(S.D. 1975); Rowland v. City of Tyler, 5 S.W.2d 756, 760 (Tex. Ct. App.
1928); Richmond, F. & P. R.R. Co. v. Commonwealth of Va., 124 S.E.2d 206,
211 (Va. 1962).  These jurisdictions conclude that "valuations of properties
for local taxation cannot vary with the managerial successes or failure of the
owners[,]" and that "the fair rental value, rather than the actual rent payable
under an existing lease, must control."  City of New Brunswick v. State Div.
of Tax Appeals, 189 A.2d 702, 706 (N.J. 1963).  One court reasoned:

If tax assessments on the same property were to fluctuate
according to the varying terms of a lease, the computation of ad
valorem taxes on the basis of such assessments would result in a
tax penalty for one who, through business acumen or fortuity,
succeeds in leasing his property for an amount in excess of its
"fair market value" and a tax windfall to one who, through bad
business judgment, leases far below his property's "fair market

Martin, 262 S.E.2d at 612.  These jurisdictions "express the concern that
the net effect of reliance on actual income in determining tax assessments is
the destruction of the principle of uniformity in taxation.  All [of these]
courts indicate that assessment based on full potential earning capacity is
the most fundamentally fair and even-handed method of distributing the tax
burden."  C.A.F. Investment Co. v. Township of Saginaw, 302 N.W.2d 164,
186 (Mich. 1981).{4}  Furthermore, property taxes are based on the sum of all
rights that make up the property, not just on the lessor's individual interest. 
E.g. Caldwell v. Department of Revenue, 596 P.2d 45, 47 (Ariz. Ct. App.
1979); Dennis v. County of Santa Clara, 263 Cal. Rptr. 887, 893 (Cal. Ct. App.
1989); Heritage Cablevision v. Board of Review of City of Mason City, 457
N.W.2d 594, 599 (Iowa 1990); Donovan, 141 N.E. at 565; Gale, 233 N.Y.S.2d
at 504.  Thus, "[t]he combined value of both the lessor's and lessee's
interest under a long-term lease is subject to taxation." Caldwell, 596 P.2d
at 47 (citation omitted).  Here the lessor's interest is $1.3 million and the

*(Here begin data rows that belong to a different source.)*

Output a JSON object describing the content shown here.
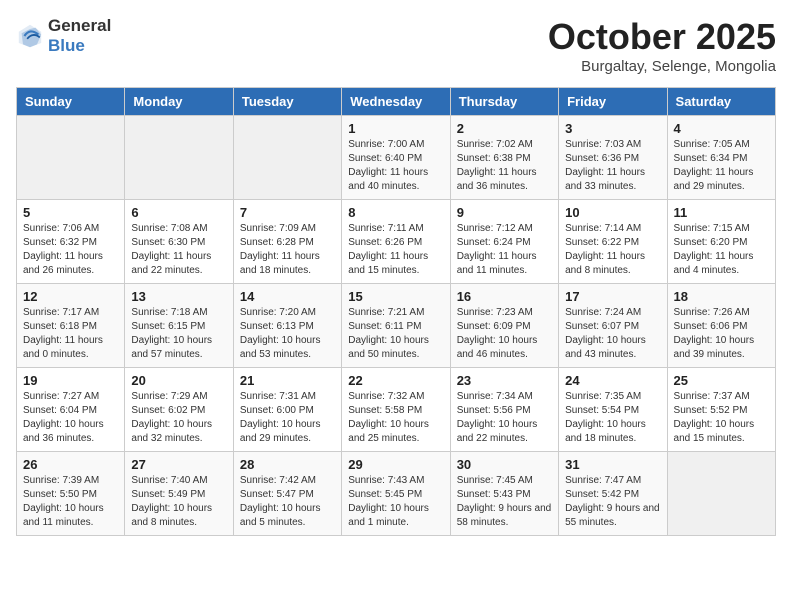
{
  "header": {
    "logo_general": "General",
    "logo_blue": "Blue",
    "month_title": "October 2025",
    "subtitle": "Burgaltay, Selenge, Mongolia"
  },
  "weekdays": [
    "Sunday",
    "Monday",
    "Tuesday",
    "Wednesday",
    "Thursday",
    "Friday",
    "Saturday"
  ],
  "weeks": [
    [
      {
        "day": "",
        "info": ""
      },
      {
        "day": "",
        "info": ""
      },
      {
        "day": "",
        "info": ""
      },
      {
        "day": "1",
        "info": "Sunrise: 7:00 AM\nSunset: 6:40 PM\nDaylight: 11 hours and 40 minutes."
      },
      {
        "day": "2",
        "info": "Sunrise: 7:02 AM\nSunset: 6:38 PM\nDaylight: 11 hours and 36 minutes."
      },
      {
        "day": "3",
        "info": "Sunrise: 7:03 AM\nSunset: 6:36 PM\nDaylight: 11 hours and 33 minutes."
      },
      {
        "day": "4",
        "info": "Sunrise: 7:05 AM\nSunset: 6:34 PM\nDaylight: 11 hours and 29 minutes."
      }
    ],
    [
      {
        "day": "5",
        "info": "Sunrise: 7:06 AM\nSunset: 6:32 PM\nDaylight: 11 hours and 26 minutes."
      },
      {
        "day": "6",
        "info": "Sunrise: 7:08 AM\nSunset: 6:30 PM\nDaylight: 11 hours and 22 minutes."
      },
      {
        "day": "7",
        "info": "Sunrise: 7:09 AM\nSunset: 6:28 PM\nDaylight: 11 hours and 18 minutes."
      },
      {
        "day": "8",
        "info": "Sunrise: 7:11 AM\nSunset: 6:26 PM\nDaylight: 11 hours and 15 minutes."
      },
      {
        "day": "9",
        "info": "Sunrise: 7:12 AM\nSunset: 6:24 PM\nDaylight: 11 hours and 11 minutes."
      },
      {
        "day": "10",
        "info": "Sunrise: 7:14 AM\nSunset: 6:22 PM\nDaylight: 11 hours and 8 minutes."
      },
      {
        "day": "11",
        "info": "Sunrise: 7:15 AM\nSunset: 6:20 PM\nDaylight: 11 hours and 4 minutes."
      }
    ],
    [
      {
        "day": "12",
        "info": "Sunrise: 7:17 AM\nSunset: 6:18 PM\nDaylight: 11 hours and 0 minutes."
      },
      {
        "day": "13",
        "info": "Sunrise: 7:18 AM\nSunset: 6:15 PM\nDaylight: 10 hours and 57 minutes."
      },
      {
        "day": "14",
        "info": "Sunrise: 7:20 AM\nSunset: 6:13 PM\nDaylight: 10 hours and 53 minutes."
      },
      {
        "day": "15",
        "info": "Sunrise: 7:21 AM\nSunset: 6:11 PM\nDaylight: 10 hours and 50 minutes."
      },
      {
        "day": "16",
        "info": "Sunrise: 7:23 AM\nSunset: 6:09 PM\nDaylight: 10 hours and 46 minutes."
      },
      {
        "day": "17",
        "info": "Sunrise: 7:24 AM\nSunset: 6:07 PM\nDaylight: 10 hours and 43 minutes."
      },
      {
        "day": "18",
        "info": "Sunrise: 7:26 AM\nSunset: 6:06 PM\nDaylight: 10 hours and 39 minutes."
      }
    ],
    [
      {
        "day": "19",
        "info": "Sunrise: 7:27 AM\nSunset: 6:04 PM\nDaylight: 10 hours and 36 minutes."
      },
      {
        "day": "20",
        "info": "Sunrise: 7:29 AM\nSunset: 6:02 PM\nDaylight: 10 hours and 32 minutes."
      },
      {
        "day": "21",
        "info": "Sunrise: 7:31 AM\nSunset: 6:00 PM\nDaylight: 10 hours and 29 minutes."
      },
      {
        "day": "22",
        "info": "Sunrise: 7:32 AM\nSunset: 5:58 PM\nDaylight: 10 hours and 25 minutes."
      },
      {
        "day": "23",
        "info": "Sunrise: 7:34 AM\nSunset: 5:56 PM\nDaylight: 10 hours and 22 minutes."
      },
      {
        "day": "24",
        "info": "Sunrise: 7:35 AM\nSunset: 5:54 PM\nDaylight: 10 hours and 18 minutes."
      },
      {
        "day": "25",
        "info": "Sunrise: 7:37 AM\nSunset: 5:52 PM\nDaylight: 10 hours and 15 minutes."
      }
    ],
    [
      {
        "day": "26",
        "info": "Sunrise: 7:39 AM\nSunset: 5:50 PM\nDaylight: 10 hours and 11 minutes."
      },
      {
        "day": "27",
        "info": "Sunrise: 7:40 AM\nSunset: 5:49 PM\nDaylight: 10 hours and 8 minutes."
      },
      {
        "day": "28",
        "info": "Sunrise: 7:42 AM\nSunset: 5:47 PM\nDaylight: 10 hours and 5 minutes."
      },
      {
        "day": "29",
        "info": "Sunrise: 7:43 AM\nSunset: 5:45 PM\nDaylight: 10 hours and 1 minute."
      },
      {
        "day": "30",
        "info": "Sunrise: 7:45 AM\nSunset: 5:43 PM\nDaylight: 9 hours and 58 minutes."
      },
      {
        "day": "31",
        "info": "Sunrise: 7:47 AM\nSunset: 5:42 PM\nDaylight: 9 hours and 55 minutes."
      },
      {
        "day": "",
        "info": ""
      }
    ]
  ]
}
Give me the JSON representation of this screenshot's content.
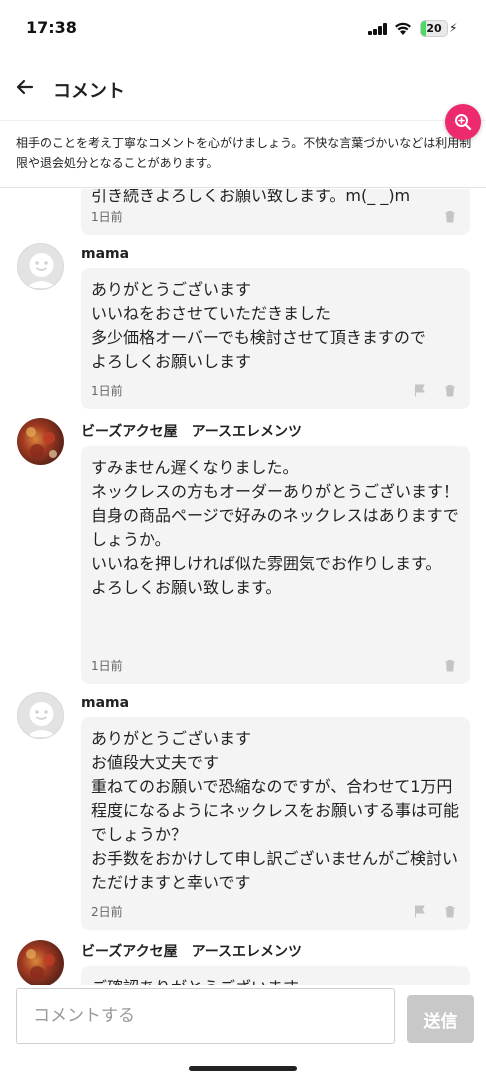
{
  "status": {
    "time": "17:38",
    "battery": "20",
    "battery_level": 0.2
  },
  "header": {
    "title": "コメント"
  },
  "notice": {
    "text": "相手のことを考え丁寧なコメントを心がけましょう。不快な言葉づかいなどは利用制限や退会処分となることがあります。"
  },
  "comments": [
    {
      "author": "",
      "body": "引き続きよろしくお願い致します。m(_ _)m",
      "time": "1日前",
      "avatar": "shop"
    },
    {
      "author": "mama",
      "body": "ありがとうございます\nいいねをおさせていただきました\n多少価格オーバーでも検討させて頂きますので\nよろしくお願いします",
      "time": "1日前",
      "avatar": "default"
    },
    {
      "author": "ビーズアクセ屋　アースエレメンツ",
      "body": "すみません遅くなりました。\nネックレスの方もオーダーありがとうございます！\n自身の商品ページで好みのネックレスはありますでしょうか。\nいいねを押しければ似た雰囲気でお作りします。\nよろしくお願い致します。",
      "time": "1日前",
      "avatar": "shop"
    },
    {
      "author": "mama",
      "body": "ありがとうございます\nお値段大丈夫です\n重ねてのお願いで恐縮なのですが、合わせて1万円程度になるようにネックレスをお願いする事は可能でしょうか？\nお手数をおかけして申し訳ございませんがご検討いただけますと幸いです",
      "time": "2日前",
      "avatar": "default"
    },
    {
      "author": "ビーズアクセ屋　アースエレメンツ",
      "body": "ご確認ありがとうございます",
      "time": "",
      "avatar": "shop"
    }
  ],
  "input": {
    "placeholder": "コメントする",
    "value": ""
  },
  "send_button": {
    "label": "送信"
  },
  "colors": {
    "accent": "#ee2a6e",
    "bubble": "#f4f4f4",
    "send_disabled": "#c8c8c8"
  }
}
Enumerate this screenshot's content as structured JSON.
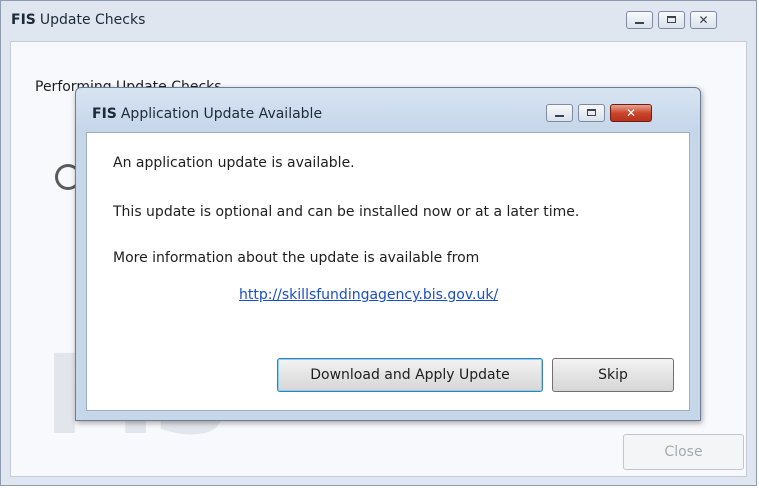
{
  "outer_window": {
    "brand": "FIS",
    "title": "Update Checks",
    "progress_text": "Performing Update Checks",
    "watermark": "FIS",
    "close_label": "Close"
  },
  "dialog": {
    "brand": "FIS",
    "title": "Application Update Available",
    "line1": "An application update is available.",
    "line2": "This update is optional and can be installed now or at a later time.",
    "line3": "More information about the update is available from",
    "link": "http://skillsfundingagency.bis.gov.uk/",
    "download_label": "Download and Apply Update",
    "skip_label": "Skip"
  },
  "caption_icons": [
    "minimize-icon",
    "maximize-icon",
    "close-icon"
  ],
  "colors": {
    "link": "#1a4ec4",
    "close_button_red": "#c9462c",
    "default_button_border": "#3c7fb1"
  }
}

lessees' interest is $400,000 ($1.7 million minus $1.3 million).  Omitting
from taxation the difference between the lease fee value and the fee simple
value presents a distorted picture of the true and full value of the property. 
See, e.g., Yadco, 237 N.W.2d at 668.
	[¶17]  Although the property's lease fee value may aid an assessor in
determining a property's fair market value, the assessment should not be
based on the lease fee value when the lease fee value is different from the fee
simple value.  Use of the lease fee value imposes an unequal tax on taxpayers
who own the same or similarly situated property but manage it differently. 
It inherently discriminates against owners who use the property to its best
potential and treats the same property differently depending on